Byeong Cheol Han, the 58-year-old pastor of Korean Central Presbyterian Church in Atlanta, is one of many leaders who have inspired political action in his community of fellow Asian Americans; he reflected on his feelings following the shooting: “I was heartbroken and I was very sad and angry. At the same time, I felt that nowhere is safe. No one is safe.”
Asian Americans around the country are participating in fundraising efforts, marches, vigils, and other events to raise awareness for the victims of this shooting, as well as for the Stop Asian Hate movement.
What is happening today?
A recent rally against anti-Asian hate crimes took place in Sacramento, California, on March 14. Along with many other organizers, Melissa Sagun and the AAPI community gathered to “Break the Silence” near the California State Capitol building. “We will stand here; we will fight, and we will make sure our voices are heard and that legislation is always passed to support our anti-hate crime position,” adds Mary Yin Liu, the national president of AAPI Affairs Association.

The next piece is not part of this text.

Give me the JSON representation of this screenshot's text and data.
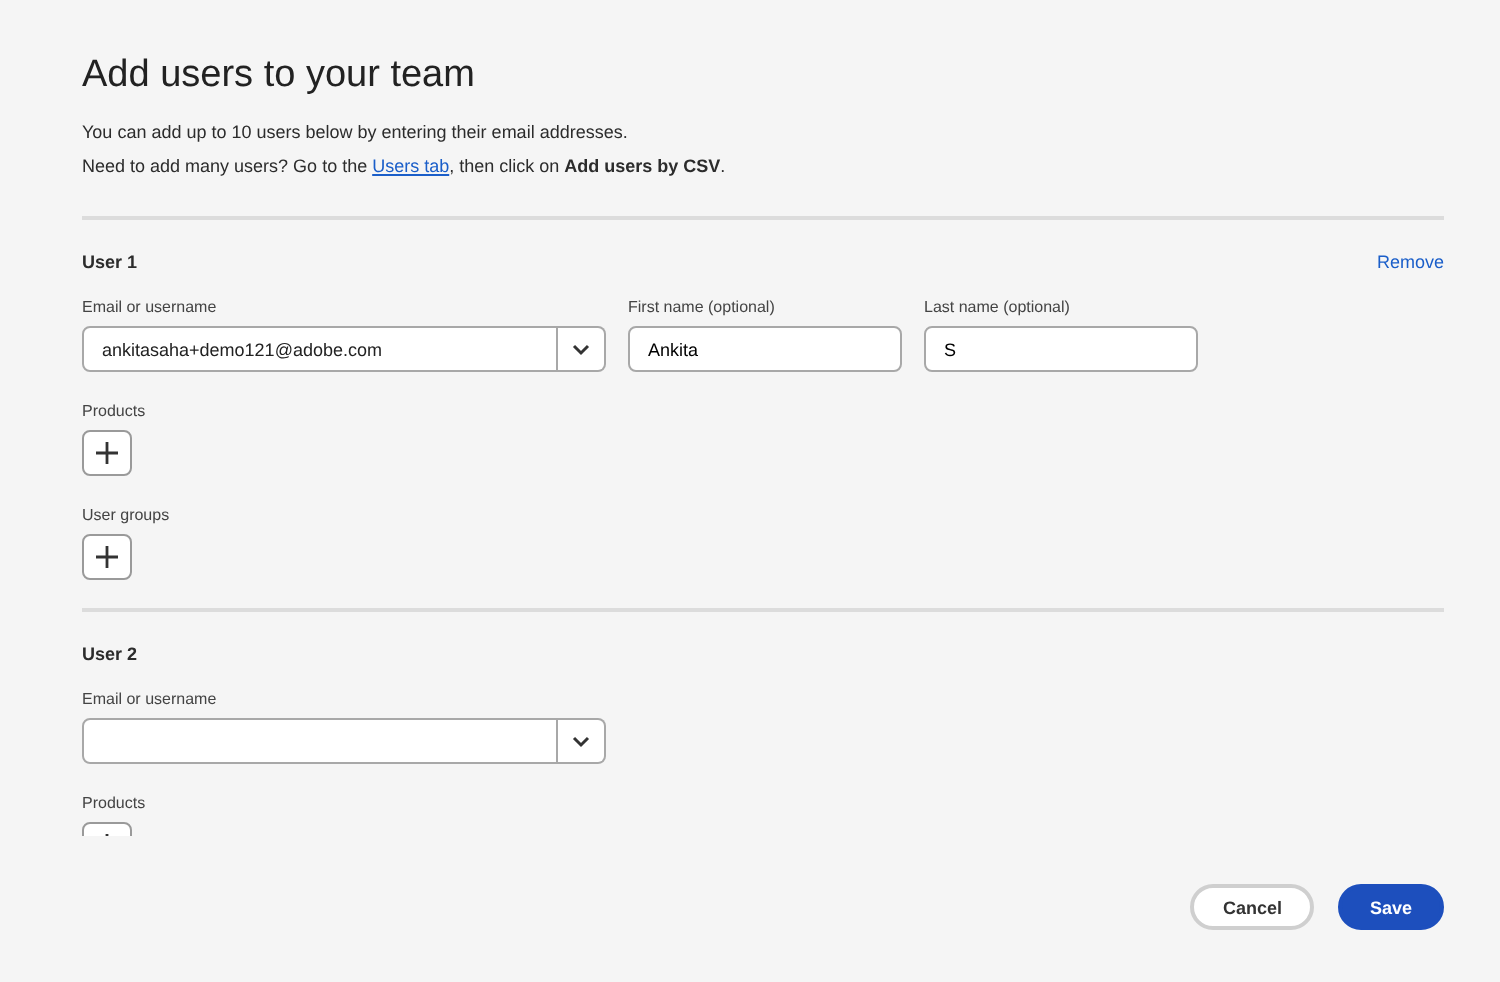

The rally on Monday encouraged a national call to action for the spike in the number of hate crimes for two years, since the start of the pandemic.
In the remembrance of the victims of the shootings, the people of Georgia conducted a Community Remembrance Day to acknowledge the one year anniversary of this tragedy. Around 200 people gathered on March 12 around the city’s memorial to remember the shooting and to stand in solidarity with those who were forced into sexual slavery during WWII.

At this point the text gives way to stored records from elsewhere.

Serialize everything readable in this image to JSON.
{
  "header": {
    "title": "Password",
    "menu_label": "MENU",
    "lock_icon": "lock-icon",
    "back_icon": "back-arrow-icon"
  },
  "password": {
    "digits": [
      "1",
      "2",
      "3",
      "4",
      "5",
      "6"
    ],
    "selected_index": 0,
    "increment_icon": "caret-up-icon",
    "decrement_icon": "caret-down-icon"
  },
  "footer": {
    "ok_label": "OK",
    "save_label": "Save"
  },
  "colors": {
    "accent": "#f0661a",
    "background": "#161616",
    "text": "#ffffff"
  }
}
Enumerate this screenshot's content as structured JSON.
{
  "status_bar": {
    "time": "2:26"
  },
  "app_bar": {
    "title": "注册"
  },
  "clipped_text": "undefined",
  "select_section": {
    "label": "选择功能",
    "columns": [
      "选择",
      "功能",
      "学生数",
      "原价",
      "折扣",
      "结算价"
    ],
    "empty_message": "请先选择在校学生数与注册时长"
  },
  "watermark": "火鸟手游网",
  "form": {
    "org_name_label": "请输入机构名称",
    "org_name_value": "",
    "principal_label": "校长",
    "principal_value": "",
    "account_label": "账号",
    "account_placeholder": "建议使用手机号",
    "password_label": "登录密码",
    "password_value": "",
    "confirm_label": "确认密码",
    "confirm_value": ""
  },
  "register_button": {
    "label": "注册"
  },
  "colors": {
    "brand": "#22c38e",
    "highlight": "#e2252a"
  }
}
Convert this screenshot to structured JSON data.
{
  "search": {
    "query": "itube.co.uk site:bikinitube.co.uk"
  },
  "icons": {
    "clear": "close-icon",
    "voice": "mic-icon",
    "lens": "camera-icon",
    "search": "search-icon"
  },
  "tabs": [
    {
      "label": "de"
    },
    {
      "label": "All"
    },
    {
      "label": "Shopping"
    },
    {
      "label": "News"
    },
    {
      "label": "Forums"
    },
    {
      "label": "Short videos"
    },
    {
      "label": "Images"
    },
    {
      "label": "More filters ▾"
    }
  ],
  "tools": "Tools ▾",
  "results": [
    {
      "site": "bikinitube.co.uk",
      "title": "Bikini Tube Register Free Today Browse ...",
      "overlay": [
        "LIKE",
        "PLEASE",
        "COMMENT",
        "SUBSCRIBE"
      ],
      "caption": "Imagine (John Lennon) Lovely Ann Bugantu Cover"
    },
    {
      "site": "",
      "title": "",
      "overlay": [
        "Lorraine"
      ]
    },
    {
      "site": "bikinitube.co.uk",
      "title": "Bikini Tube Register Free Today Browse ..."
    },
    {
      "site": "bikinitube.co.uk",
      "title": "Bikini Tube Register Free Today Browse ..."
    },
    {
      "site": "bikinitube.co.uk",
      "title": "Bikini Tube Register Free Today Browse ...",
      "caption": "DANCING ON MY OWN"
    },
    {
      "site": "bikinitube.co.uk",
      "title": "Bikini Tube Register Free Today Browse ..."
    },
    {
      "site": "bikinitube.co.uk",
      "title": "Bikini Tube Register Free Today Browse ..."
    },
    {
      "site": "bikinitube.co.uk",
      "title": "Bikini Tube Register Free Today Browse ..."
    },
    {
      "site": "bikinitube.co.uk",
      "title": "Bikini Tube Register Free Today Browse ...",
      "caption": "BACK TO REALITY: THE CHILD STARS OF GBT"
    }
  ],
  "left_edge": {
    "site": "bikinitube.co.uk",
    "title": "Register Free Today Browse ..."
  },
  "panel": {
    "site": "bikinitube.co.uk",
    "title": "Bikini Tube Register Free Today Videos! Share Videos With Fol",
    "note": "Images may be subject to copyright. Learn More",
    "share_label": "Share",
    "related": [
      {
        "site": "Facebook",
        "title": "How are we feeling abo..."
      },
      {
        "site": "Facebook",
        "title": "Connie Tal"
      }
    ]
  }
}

“We wanted to leave the actual day, March 16, as a quieter day of reflection… We wanted to provide space for the families to grieve in whatever way they wanted to,” said Phi Nguyen, the executive director for Asian Americans Advancing Justice in Atlanta.

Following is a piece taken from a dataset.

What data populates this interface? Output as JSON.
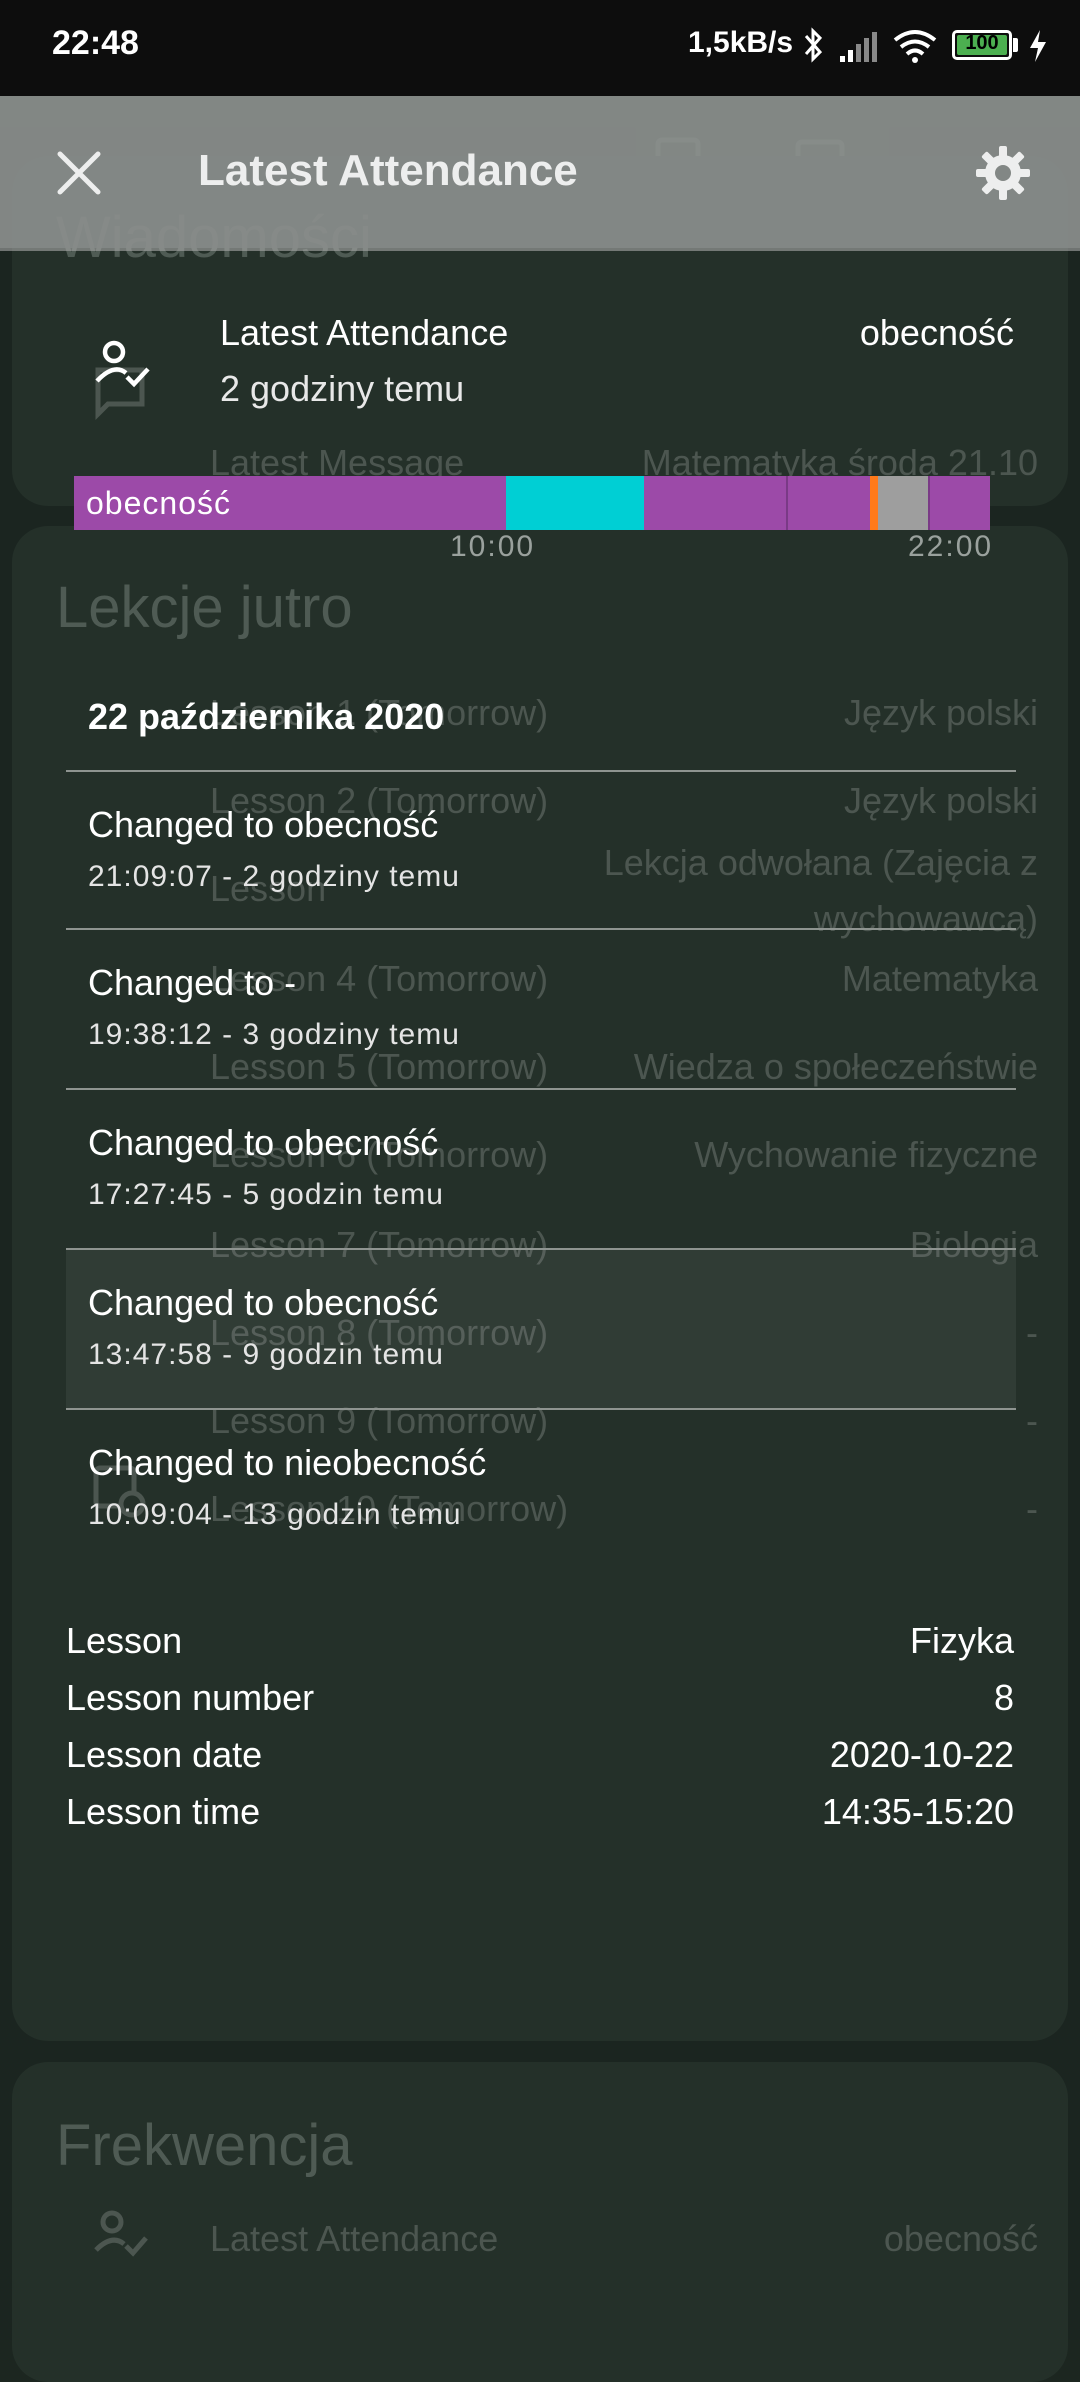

One of the co-founders of Stop AAPI Hate, Cynthia Choi, has responded to an interview from The New York Times regarding violence against Asian Americans and Pacific Islanders in the United States:
What goals did you have for Stop AAPI Hate, and what have you been able to document?
We set out to understand the nature of the hate, who was being affected, and where this was occurring. Between March 2020 and September 2021, more than 10,300 incidents of hate against Asian and Pacific Islanders across the U.S. have been reported on the site. Our most recent national report showed that there is a sustained high number of racist attacks against Asian Americans.
What does Stop AAPI Hate do that’s different from other anti-hate groups?
There are other sites that track hate, but we are the only ones tracking Covid 19-related hate and discrimination against our community, which is why we started at the beginning of the pandemic, when our community was being blamed and attacked.
Other than collecting and reporting cases, how are you responding to the surge of incidents?
We are developing policy solutions and recommendations based on our data and engaging with legislation and policymakers at the local, state and national levels. We are trying to hold the government accountable and to respond to the rise in anti-Asian hate by making investments in violence prevention initiatives and seeing that survivors and victims get support.
What are some of the obstacles?
The obstacles for me are when there is a reaction to a problem as opposed to really understanding what the root causes are. Because our community has suffered so much and has felt unseen and ignored for too long, there has been a tendency to seek ineffective Band-Aid solutions. That gets in the way of holistic and meaningful solutions that will take time and resources. There are no quick fixes or a single piece of legislation that will address structural racism. We need a holistic approach that addresses the needs of victims and survivors, violence prevention and to invest in our education system.
To read the full interview with Cynthia Choi, click here.